Churchill had drunk an estimated 42,000 bottles of Pol Roger champagne through his life; he thought nothing of starting the morning with cold game and a glass of hock and ending it at 3am with the best part of a bottle of cognac.
The most famous anecdote -- the Labour MP Bessie Braddock accusing him of being drunk in the Commons, and he answering “Bessie, you are ugly. But tomorrow I will be sober, and you will still be ugly” -- is confirmed by eyewitnesses.
July 14th, 2017 6:39am
Dude lived until 90.
FYI, to drink 42,000 bottles, he'd have to have had 1.27 bottles a day since birth.
Kenny the Robot
July 14th, 2017 11:21am
Obviously he drank more than one bottle/day on many days.
July 14th, 2017 11:33am
His DNA and his own life experience/training/culture made him unique. Don't try to be like him, Io. You won't succeed.
July 14th, 2017 11:35am
Io, you're not like Churchill. You're not a scion of an aristocratic clan and you don't have a well-connected mother to help you through 1/2 of your career.
July 14th, 2017 12:31pm
Never thought there's any resemblance :)
Was just amazed how much he lived given how much he drank. Again, I know I'm not like him :)
July 14th, 2017 12:46pm
"to drink 42,000 bottles, he'd have to have had 1.27 bottles a day since birth"
The 42,000 was an estimate based on his known drinking habits.
It would make more sense to start with that rather than estimate A from an estimate of B that was based on a measurement of A.
July 14th, 2017 1:05pm
The year we have actual numbers for is 1908. That year he bought and drank:
- 108 full bottles and 84 half-bottles of Pol Roger 1895 vintage champagne, plus 48 half-bottles of the 1900 Pol Roger vintage
- 72 bottles of St Estèphe wine
- 60 bottles of port
- 84 bottles of sparkling Moselle wine
- 72 bottles of whisky
- 36 bottles of 20-year-old brandy
- 36 bottles of vermouth
- 4 bottles of gin

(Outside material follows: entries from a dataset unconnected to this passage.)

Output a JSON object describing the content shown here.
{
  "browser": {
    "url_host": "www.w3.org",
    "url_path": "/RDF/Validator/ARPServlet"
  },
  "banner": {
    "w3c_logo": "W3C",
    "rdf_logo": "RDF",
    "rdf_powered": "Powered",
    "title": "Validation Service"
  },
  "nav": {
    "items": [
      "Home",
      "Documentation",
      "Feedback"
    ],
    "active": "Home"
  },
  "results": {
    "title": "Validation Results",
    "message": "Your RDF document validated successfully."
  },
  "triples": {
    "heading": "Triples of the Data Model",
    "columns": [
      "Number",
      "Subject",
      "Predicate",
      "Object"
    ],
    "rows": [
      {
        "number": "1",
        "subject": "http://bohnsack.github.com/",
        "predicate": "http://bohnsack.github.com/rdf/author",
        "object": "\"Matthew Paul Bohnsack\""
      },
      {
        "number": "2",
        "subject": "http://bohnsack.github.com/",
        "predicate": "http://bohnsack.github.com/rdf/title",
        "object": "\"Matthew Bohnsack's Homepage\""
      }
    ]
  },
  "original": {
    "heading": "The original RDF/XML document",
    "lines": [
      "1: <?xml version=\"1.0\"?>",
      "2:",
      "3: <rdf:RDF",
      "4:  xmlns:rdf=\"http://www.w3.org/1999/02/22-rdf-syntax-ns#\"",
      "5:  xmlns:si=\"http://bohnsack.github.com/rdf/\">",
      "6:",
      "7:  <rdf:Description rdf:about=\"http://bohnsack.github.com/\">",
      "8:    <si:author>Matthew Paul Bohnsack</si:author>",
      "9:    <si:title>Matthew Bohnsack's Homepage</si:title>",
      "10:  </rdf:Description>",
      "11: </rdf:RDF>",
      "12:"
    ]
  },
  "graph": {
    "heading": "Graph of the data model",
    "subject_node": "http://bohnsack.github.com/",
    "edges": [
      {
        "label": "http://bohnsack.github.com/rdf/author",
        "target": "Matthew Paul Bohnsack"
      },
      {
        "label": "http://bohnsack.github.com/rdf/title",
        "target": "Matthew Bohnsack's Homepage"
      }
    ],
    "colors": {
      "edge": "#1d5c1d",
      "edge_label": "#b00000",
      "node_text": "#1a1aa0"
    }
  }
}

July 14th, 2017 1:08pm
So their estimate of 42000 was calculated as 42000 bottles of anything, including half bottles, 600 per year, over 70 years.
The claims it was 42000 of one specific thing are definitely wrong, as are claims it was 42000 full bottles.

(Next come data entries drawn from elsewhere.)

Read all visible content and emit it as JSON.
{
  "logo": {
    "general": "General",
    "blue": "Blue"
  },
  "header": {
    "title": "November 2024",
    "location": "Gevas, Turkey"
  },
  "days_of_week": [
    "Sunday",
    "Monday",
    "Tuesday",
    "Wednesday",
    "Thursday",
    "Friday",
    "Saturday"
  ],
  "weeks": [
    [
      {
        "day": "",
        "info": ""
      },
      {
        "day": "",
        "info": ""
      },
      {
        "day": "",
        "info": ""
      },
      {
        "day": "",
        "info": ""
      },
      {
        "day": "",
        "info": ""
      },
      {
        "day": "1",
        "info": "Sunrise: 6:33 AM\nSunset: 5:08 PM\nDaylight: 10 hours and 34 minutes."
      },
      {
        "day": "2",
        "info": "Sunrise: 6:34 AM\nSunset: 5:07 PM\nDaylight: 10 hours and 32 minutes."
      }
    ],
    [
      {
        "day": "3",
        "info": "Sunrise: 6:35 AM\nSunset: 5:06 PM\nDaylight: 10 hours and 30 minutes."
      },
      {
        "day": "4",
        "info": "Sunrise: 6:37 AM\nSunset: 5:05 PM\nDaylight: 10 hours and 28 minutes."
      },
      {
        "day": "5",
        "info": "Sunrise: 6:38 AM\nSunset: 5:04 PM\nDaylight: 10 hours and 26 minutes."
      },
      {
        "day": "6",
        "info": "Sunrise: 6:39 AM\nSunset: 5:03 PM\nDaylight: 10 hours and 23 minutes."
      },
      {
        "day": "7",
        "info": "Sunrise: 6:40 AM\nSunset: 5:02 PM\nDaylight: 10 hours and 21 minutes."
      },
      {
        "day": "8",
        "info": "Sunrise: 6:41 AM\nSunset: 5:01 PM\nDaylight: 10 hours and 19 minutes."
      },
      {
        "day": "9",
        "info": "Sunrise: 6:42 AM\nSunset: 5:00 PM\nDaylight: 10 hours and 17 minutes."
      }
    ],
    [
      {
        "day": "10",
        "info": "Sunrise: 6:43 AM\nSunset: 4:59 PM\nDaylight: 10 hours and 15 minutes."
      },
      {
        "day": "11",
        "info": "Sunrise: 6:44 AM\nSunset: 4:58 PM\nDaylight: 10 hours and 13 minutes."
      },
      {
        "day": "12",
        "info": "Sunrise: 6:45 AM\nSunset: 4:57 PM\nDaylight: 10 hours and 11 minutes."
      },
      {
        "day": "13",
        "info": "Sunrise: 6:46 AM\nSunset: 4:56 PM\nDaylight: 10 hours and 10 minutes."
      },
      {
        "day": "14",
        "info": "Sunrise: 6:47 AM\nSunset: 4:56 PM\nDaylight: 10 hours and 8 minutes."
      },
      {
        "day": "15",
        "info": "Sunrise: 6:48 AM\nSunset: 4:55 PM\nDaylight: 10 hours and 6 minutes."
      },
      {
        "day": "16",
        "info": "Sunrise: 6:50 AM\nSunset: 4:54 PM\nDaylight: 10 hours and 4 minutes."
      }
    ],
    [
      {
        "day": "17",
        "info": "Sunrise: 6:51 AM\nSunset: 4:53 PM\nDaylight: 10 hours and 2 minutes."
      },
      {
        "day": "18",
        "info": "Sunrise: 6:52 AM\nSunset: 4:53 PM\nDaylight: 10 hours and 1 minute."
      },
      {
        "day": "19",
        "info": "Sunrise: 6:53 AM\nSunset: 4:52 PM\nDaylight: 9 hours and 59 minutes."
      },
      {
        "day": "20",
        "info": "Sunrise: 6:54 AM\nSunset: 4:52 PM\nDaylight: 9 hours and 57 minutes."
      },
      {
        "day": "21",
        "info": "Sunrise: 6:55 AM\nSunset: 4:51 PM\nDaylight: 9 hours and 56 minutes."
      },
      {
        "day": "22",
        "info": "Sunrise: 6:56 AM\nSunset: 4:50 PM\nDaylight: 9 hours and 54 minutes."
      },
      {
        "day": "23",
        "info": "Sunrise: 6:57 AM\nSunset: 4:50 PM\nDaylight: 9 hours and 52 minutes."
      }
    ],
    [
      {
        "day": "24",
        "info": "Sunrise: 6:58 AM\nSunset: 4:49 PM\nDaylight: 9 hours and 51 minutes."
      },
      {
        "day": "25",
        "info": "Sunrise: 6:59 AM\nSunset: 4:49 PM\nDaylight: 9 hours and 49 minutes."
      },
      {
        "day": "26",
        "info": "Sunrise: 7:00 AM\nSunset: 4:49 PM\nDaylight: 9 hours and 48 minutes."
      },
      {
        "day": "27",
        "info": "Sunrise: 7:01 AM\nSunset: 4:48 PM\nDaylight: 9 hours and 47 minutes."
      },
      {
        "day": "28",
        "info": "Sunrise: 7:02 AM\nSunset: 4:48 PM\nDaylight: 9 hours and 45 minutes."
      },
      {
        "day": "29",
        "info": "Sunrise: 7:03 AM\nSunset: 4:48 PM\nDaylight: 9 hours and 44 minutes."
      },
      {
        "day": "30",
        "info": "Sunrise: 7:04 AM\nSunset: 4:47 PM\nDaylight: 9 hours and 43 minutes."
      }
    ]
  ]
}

Also the amount covered his own habit and those of his many guests.
July 14th, 2017 1:11pm
The figures for 1908 produce an annual alcohol 'unit' total of around 7,800, which is around 20 units a day, which equates in modern terms to around 2 bottles of wine. While definitely not healthy or recommended, most seasoned drinkers are capable of this. Alcoholics typically consume around 30 units/day.
It would appear that while Churchill may be considered to have had a drinking 'problem', he was not actually an alcoholic.

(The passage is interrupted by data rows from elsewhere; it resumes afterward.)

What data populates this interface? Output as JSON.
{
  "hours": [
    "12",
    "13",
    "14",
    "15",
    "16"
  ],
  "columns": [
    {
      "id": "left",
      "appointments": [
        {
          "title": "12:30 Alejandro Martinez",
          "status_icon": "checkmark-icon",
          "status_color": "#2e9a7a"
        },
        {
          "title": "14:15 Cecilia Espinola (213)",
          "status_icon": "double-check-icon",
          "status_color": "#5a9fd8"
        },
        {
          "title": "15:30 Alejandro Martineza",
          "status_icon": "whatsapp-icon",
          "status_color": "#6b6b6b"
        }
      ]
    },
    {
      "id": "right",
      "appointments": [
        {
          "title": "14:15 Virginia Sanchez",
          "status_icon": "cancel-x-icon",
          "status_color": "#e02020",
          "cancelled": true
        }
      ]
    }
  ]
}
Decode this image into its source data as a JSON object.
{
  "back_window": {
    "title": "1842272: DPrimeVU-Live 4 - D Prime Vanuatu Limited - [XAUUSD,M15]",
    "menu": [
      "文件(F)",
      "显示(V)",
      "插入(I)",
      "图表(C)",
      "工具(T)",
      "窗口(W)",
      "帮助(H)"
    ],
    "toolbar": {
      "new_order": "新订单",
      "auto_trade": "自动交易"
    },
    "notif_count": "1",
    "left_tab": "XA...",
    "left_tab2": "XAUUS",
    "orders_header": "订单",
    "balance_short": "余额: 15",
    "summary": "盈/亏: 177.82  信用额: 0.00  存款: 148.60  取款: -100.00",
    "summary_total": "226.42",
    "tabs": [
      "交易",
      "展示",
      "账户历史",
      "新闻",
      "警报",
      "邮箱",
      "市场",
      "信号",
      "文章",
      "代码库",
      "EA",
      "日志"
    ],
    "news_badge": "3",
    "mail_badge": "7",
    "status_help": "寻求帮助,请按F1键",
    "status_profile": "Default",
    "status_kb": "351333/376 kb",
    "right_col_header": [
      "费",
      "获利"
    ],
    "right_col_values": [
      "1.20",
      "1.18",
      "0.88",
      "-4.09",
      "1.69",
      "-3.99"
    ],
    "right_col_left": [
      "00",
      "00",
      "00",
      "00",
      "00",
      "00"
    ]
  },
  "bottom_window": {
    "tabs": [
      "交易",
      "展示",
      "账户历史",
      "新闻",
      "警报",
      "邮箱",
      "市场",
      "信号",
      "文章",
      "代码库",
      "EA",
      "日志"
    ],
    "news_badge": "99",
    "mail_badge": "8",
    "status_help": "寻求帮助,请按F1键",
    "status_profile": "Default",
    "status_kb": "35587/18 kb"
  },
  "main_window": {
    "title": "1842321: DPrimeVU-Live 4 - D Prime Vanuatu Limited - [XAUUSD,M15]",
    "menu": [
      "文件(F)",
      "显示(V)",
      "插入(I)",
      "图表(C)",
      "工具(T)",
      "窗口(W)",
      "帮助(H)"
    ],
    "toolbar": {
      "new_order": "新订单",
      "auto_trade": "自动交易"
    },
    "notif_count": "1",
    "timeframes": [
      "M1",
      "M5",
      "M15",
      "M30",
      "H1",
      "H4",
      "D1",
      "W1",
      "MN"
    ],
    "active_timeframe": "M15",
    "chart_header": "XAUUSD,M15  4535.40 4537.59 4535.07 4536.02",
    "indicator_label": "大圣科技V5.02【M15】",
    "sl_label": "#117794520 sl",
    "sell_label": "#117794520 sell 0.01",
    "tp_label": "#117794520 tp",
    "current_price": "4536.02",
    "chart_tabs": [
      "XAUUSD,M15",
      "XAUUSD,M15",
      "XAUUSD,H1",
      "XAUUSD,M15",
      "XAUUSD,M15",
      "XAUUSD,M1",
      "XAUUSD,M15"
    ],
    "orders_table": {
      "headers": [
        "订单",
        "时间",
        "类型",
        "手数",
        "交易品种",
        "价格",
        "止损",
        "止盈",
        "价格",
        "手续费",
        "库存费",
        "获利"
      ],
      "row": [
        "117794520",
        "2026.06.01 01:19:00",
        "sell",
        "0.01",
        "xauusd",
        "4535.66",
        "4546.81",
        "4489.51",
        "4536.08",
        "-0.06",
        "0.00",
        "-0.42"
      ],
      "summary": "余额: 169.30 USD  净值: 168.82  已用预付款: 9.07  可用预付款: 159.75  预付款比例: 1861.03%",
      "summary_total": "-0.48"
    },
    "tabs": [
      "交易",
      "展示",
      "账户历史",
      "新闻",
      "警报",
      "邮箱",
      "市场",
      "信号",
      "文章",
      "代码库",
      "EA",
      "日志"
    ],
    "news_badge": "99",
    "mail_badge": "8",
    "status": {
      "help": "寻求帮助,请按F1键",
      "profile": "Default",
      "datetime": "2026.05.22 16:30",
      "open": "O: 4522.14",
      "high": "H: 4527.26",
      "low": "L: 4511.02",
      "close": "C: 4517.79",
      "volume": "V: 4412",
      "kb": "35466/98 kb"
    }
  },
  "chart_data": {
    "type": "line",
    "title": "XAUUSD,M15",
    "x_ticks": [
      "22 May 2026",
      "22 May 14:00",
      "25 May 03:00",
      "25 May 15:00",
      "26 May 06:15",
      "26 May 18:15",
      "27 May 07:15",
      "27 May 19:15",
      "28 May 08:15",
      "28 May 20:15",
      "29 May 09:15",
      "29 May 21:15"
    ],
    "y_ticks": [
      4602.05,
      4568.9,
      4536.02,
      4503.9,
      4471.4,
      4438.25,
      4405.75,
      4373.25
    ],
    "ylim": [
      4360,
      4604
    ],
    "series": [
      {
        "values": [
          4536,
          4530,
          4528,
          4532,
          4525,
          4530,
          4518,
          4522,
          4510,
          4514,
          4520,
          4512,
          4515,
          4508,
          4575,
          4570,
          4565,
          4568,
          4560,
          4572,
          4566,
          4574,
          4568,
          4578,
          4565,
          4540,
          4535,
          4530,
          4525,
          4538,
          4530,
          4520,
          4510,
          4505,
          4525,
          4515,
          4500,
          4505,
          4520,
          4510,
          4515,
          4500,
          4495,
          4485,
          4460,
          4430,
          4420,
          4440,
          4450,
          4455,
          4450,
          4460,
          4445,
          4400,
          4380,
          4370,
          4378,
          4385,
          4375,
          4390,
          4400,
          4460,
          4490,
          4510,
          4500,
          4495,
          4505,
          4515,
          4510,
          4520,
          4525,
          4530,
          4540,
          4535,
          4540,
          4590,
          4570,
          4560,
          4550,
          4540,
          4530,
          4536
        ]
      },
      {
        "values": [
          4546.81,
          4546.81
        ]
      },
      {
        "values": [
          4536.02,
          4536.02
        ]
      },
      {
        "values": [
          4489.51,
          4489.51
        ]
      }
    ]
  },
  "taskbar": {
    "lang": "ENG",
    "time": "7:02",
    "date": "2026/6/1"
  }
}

July 14th, 2017 2:05pm
I don't remember anything about "alcoholism" or even "alcohol" related to him in the book I'm currently reading, "My father, Beria".
And they do talk of him. Stalin loathed Churchill. As much as he genuinely liked the useful idiot Roosevelt, he respected but was deeply antipathic of Churchill.
They made fun of him. Beria's son felt very sorry he arrived too late at the Yalta conference to catch "elephant" Churchill stepping out of the plane and going straight to a Russian guard to look him in the eye as if he saw an alien.
Some NKVD personnel had permission to drink with OSS (precursor of CIA) and they conversed genuinely in very friendly terms.
Stalin drank but never more than his guests. He enjoyed seeing his most respected generals (and competitors) make a fool of themselves like one of them getting thrown fully clothed into a river by other two, then seeking them with a pistol (which fired a few times) while they were seeking refuge in the reeds. He enjoyed human weakness which he could later exploit.
Beria hated drinking, yet he had to resort to it often. khrushchev, who killed him and succeeded Stalin was a party man and a party man.
And story goes on... only got to like half the book. At this point I'm asking myself a quant question. Not "what", but "why"?
July 14th, 2017 4:16pm
The Soviets by and large inherited the Tzarist political culture. Stalin was the Tzar.
July 14th, 2017 4:18pm
Not really sure what that means but I enjoyed a TV documentary about Alexander and his visit to London before the war with Napoleon.
Much like the recollections of "dining" with Stalin.
Obviously, the maids at the palais they were housed in were informants for the Brithish royalty. They remember "These Russians were very bad people. They have this habit of driving a wheelbarrow at night through the garden, one high-ranking official in it, puking on the flowers, and another one pulling it. And by the end when they left, all the doors were smashed. And all paintings had bullet marks in them."
July 14th, 2017 4:26pm